Victorian taxi drivers will be forced to turn on their meters for rides hailed on the street or ranks under regulation changes to stop fare gouging.
The Victorian government is updating commercial passenger industry regulations to ban taxi drivers from negotiating fares for unbooked trips in Melbourne, Geelong, Ballarat and Bendigo.
The changes will kick in from September 28 ahead of the AFL grand final, Melbourne Cup Carnival and Australian Open.
Taxi drivers were allowed to negotiate the cost of a ride if approached without a booking after the industry was deregulated in 2018 to accommodate rideshare services such as Uber.
It has resulted in some taxi drivers requesting exorbitant prices for short trips during major Melbourne events, including the Australian Open and Formula One Grand Prix.
Public Transport Minister Ben Carroll said the amended regulations would mean taxi drivers must use their meters for trips from ranks or when hailed on the street.
“Everyone is entitled to a fair fare – for too long, there has been some price gouging and exorbitant prices,” he told reporters on Monday.
“This is an important change that will bring about certainty, fairness and safety for our Victorian taxi community.”
Victorian Taxi Association Director Peter Valentine said the issue became noticeable on Caulfield Cup day last year and progressively got worse.
“It’s not acceptable for residents or visitors to come into the city and be treated this way, and it’s not a safe atmosphere for drivers or passengers,” he told AAP.
Mr Valentine put the years-long delay in the problem emerging down to fewer taxi trips during the COVID-19 pandemic and word of mouth spreading among drivers about the legality of refusing to run the meter.
Industry regulations should have been modified instead of effectively being thrown out in 2018, he added.
‘”That clearly was a mistake,” Mr Valentine said.
“It’s just a little bit of regulation, it doesn’t have to be a lot; a little bit just makes it a lot easier.
“It’s like the two white lines on the road – it defines where you’re going to drive your car. You stay within those lines and everyone is happy.”
13Cabs spokesman David Samuel similarly backed the reforms on behalf of the sector.
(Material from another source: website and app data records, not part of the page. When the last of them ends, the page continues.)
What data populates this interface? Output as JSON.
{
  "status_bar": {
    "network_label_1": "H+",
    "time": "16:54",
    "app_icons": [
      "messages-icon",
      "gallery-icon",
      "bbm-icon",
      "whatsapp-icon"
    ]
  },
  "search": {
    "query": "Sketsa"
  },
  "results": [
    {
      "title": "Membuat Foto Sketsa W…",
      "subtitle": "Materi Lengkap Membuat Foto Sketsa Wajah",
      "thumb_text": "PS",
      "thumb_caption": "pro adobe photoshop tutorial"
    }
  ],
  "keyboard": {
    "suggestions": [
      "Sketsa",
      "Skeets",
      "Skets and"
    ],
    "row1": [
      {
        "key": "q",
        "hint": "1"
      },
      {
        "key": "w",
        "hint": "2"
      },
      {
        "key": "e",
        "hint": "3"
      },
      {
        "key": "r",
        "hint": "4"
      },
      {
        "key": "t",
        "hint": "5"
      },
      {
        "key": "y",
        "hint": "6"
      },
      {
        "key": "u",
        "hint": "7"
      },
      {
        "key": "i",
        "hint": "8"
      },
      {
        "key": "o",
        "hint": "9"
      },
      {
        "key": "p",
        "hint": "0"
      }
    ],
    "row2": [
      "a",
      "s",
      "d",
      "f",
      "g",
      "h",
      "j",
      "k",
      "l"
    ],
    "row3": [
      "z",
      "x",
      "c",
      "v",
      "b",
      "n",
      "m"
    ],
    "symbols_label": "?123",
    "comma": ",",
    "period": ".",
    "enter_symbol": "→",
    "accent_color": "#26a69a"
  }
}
“Most of our drivers do the right thing,” he said.
“We want to see that small cohort of drivers being held accountable for their behaviour.”